Work order:
What lines in the records below include the word "status"? Return each one.

Data for the task:
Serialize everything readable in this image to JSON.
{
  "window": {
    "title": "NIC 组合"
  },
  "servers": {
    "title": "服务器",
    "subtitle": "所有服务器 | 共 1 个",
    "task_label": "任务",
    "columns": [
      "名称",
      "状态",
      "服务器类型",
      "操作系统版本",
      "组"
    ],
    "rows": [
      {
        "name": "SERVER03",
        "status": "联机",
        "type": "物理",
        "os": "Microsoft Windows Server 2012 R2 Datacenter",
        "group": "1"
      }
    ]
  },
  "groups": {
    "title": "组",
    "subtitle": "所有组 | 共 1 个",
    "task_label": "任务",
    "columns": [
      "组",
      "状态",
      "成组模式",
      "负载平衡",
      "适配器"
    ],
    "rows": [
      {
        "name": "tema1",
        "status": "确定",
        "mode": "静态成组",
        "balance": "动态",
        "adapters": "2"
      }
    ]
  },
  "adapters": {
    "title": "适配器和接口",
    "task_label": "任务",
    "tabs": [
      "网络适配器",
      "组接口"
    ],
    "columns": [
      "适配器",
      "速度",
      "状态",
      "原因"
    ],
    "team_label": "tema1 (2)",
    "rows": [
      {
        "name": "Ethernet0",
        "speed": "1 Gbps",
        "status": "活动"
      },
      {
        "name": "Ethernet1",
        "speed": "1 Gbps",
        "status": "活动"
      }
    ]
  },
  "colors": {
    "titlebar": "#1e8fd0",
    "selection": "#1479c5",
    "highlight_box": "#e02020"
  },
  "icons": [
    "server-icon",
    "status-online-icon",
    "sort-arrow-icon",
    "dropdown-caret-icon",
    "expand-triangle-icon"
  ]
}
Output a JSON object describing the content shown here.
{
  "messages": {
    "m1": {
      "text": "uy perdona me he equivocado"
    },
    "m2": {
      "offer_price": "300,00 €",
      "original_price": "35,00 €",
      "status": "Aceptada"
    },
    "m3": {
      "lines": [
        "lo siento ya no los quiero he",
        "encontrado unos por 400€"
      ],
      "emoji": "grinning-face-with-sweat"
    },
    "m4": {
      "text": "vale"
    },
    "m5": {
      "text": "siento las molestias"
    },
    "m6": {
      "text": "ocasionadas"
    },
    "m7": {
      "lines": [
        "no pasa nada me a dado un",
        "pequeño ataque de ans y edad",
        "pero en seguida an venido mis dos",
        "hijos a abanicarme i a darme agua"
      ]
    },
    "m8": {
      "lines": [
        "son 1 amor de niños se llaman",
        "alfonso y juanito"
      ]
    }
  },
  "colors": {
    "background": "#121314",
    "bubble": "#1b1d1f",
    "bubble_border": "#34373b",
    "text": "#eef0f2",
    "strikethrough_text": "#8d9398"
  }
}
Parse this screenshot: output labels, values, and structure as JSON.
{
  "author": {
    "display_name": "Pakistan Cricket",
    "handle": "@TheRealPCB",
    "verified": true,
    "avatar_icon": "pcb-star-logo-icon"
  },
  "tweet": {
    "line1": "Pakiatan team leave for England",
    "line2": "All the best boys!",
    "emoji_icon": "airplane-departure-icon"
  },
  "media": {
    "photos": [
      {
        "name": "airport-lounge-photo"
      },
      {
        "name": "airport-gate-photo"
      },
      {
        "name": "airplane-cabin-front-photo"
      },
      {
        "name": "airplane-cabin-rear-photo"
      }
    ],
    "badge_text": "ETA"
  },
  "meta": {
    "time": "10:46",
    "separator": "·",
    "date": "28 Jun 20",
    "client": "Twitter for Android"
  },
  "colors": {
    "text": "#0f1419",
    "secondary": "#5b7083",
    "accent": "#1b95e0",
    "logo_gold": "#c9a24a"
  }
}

Task output:
        "status": "联机",
        "status": "确定",
        "status": "活动"
        "status": "活动"
    "status-online-icon",
      "status": "Aceptada"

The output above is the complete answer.